Read the lines below, and copy any that contain the string "JSON".

++++

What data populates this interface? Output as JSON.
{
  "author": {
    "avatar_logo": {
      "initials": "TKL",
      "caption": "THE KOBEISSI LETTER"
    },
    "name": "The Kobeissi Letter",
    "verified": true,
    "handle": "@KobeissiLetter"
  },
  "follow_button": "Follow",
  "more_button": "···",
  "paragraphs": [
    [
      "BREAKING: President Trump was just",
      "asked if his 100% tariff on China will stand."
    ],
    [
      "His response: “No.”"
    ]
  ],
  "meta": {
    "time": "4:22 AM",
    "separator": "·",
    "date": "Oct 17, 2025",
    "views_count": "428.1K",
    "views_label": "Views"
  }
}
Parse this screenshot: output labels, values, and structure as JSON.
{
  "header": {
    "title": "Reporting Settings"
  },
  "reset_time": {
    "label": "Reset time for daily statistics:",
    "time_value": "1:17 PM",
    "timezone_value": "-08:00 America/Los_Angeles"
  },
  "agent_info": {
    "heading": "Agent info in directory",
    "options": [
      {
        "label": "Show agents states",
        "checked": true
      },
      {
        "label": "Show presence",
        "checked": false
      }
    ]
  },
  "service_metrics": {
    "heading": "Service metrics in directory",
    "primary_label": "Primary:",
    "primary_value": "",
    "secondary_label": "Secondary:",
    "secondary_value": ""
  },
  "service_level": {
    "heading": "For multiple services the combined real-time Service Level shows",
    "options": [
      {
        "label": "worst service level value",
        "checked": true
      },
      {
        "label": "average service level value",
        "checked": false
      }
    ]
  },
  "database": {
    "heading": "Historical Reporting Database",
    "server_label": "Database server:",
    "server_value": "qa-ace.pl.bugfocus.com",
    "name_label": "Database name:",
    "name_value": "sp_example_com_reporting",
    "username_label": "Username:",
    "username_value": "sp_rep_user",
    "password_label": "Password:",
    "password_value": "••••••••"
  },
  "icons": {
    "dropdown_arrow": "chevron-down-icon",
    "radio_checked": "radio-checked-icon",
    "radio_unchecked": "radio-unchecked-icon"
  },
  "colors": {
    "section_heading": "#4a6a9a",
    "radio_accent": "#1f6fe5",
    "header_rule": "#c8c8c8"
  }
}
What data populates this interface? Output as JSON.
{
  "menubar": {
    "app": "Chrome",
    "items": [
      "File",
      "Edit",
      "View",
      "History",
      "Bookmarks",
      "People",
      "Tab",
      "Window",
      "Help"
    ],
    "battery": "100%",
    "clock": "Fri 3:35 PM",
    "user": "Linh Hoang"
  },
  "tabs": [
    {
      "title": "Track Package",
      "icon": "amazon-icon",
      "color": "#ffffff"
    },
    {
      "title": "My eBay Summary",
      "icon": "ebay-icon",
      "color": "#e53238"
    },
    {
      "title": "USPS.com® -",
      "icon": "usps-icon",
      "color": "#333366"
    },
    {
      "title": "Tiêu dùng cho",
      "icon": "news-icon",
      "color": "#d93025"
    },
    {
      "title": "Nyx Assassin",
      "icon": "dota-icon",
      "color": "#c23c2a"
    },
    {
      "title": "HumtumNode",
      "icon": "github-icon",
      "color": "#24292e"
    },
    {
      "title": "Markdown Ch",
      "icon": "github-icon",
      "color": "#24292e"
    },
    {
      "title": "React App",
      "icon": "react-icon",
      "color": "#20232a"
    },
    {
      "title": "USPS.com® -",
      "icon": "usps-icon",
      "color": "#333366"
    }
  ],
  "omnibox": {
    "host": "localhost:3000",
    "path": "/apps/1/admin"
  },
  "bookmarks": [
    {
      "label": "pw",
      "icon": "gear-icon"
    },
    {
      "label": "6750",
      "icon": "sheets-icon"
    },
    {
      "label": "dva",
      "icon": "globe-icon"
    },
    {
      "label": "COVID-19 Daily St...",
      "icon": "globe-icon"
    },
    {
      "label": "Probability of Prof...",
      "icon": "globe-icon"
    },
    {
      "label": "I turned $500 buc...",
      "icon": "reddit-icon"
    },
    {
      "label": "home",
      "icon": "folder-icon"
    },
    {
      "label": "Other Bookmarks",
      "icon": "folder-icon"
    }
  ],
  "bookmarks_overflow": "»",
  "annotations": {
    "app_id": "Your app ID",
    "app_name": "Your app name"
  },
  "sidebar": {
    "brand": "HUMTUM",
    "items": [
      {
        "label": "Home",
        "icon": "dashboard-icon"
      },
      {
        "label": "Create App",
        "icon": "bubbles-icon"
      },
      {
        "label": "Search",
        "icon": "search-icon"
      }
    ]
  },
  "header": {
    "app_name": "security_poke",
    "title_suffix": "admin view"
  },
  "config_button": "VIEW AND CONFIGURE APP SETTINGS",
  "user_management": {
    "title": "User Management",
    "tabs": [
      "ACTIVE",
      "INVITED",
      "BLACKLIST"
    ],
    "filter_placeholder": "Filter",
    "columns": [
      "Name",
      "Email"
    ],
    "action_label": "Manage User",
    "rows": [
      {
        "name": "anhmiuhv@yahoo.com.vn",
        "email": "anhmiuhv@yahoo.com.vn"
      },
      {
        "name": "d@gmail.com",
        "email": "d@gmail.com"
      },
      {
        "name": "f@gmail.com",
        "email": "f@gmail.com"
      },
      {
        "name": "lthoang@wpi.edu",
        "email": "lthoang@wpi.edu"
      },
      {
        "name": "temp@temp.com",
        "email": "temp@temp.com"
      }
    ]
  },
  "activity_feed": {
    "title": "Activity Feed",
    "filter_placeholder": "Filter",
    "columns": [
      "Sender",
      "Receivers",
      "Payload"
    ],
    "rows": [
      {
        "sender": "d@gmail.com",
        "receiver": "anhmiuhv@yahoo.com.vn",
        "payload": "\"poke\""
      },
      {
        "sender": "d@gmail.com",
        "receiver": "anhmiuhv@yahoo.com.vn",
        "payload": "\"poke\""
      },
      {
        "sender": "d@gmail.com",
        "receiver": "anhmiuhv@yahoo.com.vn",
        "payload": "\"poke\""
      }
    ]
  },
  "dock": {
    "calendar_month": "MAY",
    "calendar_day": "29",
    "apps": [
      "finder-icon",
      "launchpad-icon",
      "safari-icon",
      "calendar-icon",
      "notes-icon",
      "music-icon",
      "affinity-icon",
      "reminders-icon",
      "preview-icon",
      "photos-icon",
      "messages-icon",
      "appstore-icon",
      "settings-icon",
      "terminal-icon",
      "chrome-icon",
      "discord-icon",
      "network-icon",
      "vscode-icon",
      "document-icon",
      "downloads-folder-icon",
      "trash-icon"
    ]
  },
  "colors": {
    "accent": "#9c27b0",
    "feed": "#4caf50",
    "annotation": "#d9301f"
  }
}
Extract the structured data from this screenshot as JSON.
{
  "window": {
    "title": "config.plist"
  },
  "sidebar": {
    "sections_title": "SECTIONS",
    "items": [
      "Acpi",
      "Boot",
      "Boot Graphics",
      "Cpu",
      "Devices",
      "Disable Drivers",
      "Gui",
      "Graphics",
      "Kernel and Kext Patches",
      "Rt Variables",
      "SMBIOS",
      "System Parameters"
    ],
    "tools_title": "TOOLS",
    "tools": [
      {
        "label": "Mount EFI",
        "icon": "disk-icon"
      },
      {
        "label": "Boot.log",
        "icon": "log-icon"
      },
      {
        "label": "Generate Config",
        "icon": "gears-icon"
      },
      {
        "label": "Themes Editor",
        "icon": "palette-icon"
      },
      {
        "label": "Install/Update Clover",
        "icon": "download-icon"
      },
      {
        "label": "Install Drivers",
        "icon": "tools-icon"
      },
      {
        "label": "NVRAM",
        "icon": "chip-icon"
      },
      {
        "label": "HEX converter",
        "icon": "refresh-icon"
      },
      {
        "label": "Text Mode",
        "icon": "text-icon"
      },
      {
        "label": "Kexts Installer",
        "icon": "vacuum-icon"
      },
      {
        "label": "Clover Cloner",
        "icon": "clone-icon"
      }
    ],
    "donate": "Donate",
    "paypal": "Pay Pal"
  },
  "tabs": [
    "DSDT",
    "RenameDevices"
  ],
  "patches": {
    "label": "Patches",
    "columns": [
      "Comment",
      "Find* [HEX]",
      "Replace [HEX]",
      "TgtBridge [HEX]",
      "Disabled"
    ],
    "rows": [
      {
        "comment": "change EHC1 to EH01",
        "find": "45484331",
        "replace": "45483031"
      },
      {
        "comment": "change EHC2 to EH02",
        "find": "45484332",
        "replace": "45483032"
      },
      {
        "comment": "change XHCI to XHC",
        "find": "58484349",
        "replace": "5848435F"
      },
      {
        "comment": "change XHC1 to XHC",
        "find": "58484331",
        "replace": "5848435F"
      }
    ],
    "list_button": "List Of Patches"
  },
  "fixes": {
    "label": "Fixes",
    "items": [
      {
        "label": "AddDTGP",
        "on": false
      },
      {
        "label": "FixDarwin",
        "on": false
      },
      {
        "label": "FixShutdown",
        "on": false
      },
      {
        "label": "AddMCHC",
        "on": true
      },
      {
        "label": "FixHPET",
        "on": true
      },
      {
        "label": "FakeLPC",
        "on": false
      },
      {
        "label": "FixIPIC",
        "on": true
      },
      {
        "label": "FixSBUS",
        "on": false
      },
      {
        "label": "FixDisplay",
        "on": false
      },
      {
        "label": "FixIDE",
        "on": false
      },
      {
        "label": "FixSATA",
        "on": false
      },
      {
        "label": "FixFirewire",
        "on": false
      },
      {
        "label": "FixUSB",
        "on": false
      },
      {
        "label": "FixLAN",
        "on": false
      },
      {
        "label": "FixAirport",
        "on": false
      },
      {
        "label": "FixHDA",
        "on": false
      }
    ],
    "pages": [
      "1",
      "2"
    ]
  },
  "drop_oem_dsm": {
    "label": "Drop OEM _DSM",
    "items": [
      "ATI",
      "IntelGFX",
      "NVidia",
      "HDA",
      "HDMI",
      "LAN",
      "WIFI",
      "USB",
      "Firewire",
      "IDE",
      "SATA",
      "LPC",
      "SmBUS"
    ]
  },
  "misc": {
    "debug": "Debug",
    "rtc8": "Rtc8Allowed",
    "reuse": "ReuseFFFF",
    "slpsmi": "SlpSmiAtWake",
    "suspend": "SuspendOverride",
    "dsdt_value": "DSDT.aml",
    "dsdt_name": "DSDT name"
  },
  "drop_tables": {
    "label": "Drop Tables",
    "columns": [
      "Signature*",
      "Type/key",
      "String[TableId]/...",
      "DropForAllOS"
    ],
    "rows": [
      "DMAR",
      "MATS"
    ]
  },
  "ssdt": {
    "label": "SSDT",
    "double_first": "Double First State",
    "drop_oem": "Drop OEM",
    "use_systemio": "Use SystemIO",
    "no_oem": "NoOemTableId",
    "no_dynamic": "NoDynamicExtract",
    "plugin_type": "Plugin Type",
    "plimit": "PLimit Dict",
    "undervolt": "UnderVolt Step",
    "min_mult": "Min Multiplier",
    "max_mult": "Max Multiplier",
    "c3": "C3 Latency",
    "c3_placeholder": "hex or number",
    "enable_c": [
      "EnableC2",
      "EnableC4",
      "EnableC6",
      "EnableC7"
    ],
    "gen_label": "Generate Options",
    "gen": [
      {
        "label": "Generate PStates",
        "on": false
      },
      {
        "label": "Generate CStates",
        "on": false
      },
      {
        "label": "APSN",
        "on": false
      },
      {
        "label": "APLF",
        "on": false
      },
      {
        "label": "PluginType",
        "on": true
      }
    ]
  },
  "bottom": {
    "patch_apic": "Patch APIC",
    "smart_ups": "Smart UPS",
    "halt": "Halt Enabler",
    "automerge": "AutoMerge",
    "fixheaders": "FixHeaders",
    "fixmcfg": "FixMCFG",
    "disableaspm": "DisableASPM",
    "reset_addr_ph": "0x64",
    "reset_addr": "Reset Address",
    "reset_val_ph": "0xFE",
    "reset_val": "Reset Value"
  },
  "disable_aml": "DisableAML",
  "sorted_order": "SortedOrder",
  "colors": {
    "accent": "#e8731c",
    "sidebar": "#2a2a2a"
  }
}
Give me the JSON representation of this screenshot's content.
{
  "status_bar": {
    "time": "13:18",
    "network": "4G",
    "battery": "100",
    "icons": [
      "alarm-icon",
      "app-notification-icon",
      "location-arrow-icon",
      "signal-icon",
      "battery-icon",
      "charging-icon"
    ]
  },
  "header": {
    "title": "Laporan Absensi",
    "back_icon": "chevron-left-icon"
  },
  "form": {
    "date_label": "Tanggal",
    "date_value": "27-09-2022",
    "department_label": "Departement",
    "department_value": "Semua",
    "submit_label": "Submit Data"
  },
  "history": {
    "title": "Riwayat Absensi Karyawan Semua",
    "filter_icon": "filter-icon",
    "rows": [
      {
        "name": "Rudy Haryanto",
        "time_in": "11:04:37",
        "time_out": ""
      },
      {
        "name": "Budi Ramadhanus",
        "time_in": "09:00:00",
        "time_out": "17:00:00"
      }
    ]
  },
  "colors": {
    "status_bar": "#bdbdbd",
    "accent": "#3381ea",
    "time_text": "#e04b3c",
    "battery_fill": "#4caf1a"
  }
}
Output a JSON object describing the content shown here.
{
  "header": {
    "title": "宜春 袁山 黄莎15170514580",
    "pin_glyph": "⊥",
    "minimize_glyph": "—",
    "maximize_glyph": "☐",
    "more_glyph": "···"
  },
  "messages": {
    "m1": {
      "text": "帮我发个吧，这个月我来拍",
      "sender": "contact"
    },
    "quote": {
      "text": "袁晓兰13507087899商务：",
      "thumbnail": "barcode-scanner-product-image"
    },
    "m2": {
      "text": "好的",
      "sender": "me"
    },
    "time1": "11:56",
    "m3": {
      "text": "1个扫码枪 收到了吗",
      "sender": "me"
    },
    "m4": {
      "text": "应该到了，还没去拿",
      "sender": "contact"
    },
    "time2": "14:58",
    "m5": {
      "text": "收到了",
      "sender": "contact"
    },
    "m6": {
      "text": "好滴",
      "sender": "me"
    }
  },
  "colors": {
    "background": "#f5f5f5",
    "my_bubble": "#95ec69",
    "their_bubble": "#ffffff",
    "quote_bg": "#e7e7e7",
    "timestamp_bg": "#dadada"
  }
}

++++

▶ **TASK ANSWER**
What data populates this interface? Output as JSON.
Parse this screenshot: output labels, values, and structure as JSON.
What data populates this interface? Output as JSON.
Extract the structured data from this screenshot as JSON.
Give me the JSON representation of this screenshot's content.
Output a JSON object describing the content shown here.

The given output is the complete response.